The trouble is there is just not that much out there to buy. Home construction is still recovering at a slow pace, and prices for newly built homes are far higher on average than for existing homes.The number of homes for sale is rising slightly but is still well below historical norms across most markets.
"Even after a wrenching housing recession, this data shows that the dream of homeownership remains very much alive and well, even in those areas that were hardest hit," Zillow's chief economist Stan Humphries said in the report. "But these aspirations must also contend with the current reality, and in many areas, conditions remain difficult for buyers. The market is moving toward more balance between buyers and sellers, but it is a slow and uneven process."
Homeownership aspirations among renters were actually highest in some of the hardest hit markets of the housing crash, such as Miami, Atlanta and Las Vegas, according to Zillow. That may be because so many renters there are former homeowners who lost their homes to foreclosure. They are now seeing these markets recover, as investors bought up the distressed properties, pushing prices higher far faster than anyone expected. These renters are seeing market resilience, and likely want back in.
(Read more: What happens to prices when Wall Street is your landlord)
Foreclosure activity, in fact, fell 10 percent in February from January and is down 27 percent from a year ago to the lowest total since December 2006, according to a new report from RealtyTrac.
(Read more: Foreclosure falls to lowest in 7 years: Report)

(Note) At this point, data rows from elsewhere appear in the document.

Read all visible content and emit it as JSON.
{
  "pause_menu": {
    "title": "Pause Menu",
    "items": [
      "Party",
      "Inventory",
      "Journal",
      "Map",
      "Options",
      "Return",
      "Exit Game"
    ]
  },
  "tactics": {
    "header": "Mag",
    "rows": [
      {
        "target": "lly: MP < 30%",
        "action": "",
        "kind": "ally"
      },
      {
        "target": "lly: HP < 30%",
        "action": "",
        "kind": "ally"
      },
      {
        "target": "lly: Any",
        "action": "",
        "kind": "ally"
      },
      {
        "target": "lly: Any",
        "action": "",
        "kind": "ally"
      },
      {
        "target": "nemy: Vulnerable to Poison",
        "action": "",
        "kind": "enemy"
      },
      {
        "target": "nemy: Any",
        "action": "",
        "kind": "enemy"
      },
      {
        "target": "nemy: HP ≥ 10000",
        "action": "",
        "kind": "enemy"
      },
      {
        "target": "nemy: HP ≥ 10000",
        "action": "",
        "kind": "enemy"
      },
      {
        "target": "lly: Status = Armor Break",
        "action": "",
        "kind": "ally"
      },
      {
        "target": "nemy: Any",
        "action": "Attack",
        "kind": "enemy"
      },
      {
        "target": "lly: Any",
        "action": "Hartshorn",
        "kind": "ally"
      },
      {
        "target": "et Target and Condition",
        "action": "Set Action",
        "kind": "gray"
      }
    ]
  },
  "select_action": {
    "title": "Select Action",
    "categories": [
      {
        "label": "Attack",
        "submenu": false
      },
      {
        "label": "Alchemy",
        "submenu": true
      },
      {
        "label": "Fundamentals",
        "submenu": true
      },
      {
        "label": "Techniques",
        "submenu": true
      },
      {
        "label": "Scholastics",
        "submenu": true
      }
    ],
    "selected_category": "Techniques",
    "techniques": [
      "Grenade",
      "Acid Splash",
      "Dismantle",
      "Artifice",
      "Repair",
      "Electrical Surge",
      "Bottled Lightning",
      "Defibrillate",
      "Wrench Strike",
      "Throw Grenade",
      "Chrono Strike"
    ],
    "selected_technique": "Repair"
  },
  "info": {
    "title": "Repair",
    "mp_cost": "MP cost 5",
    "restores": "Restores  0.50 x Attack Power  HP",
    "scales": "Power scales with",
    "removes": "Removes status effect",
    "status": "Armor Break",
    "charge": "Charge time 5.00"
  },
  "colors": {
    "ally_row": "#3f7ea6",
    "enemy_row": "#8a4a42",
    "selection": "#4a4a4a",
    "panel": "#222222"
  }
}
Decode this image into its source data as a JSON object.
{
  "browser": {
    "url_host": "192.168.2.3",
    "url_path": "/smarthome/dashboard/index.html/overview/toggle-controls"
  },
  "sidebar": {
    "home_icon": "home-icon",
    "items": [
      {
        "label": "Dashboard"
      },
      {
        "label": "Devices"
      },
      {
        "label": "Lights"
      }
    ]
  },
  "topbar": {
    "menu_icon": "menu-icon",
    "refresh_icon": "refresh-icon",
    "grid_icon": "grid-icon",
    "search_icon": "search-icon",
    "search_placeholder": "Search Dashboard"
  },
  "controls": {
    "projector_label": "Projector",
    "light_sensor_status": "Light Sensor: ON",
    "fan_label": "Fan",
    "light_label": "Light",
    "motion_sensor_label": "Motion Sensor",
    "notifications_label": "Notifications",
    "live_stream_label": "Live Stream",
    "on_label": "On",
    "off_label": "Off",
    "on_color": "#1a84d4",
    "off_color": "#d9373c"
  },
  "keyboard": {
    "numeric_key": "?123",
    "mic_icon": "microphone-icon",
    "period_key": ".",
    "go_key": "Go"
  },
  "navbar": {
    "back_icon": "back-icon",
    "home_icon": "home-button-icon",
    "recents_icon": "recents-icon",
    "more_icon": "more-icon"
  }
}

"Cold weather and a short month certainly contributed to a seasonal drop in foreclosure activity in February, but the reality is that new activity is no longer the biggest threat to the housing market when it comes to foreclosures," said Daren Blomquist, vice president at RealtyTrac.
(Read more: Google to invest $50 million in real estate site Auction.com)
The report, however, does note that more than 152,000 properties that are in the foreclosure process but not yet bank-owned have been vacated by their former owners, likely due to the long foreclosure timelines. These so-called "zombie foreclosures" have been in process an average of 1,031 days, according to RealtyTrac. These homes sit untended and are a blight to the neighborhoods around them, often reducing nearby property values.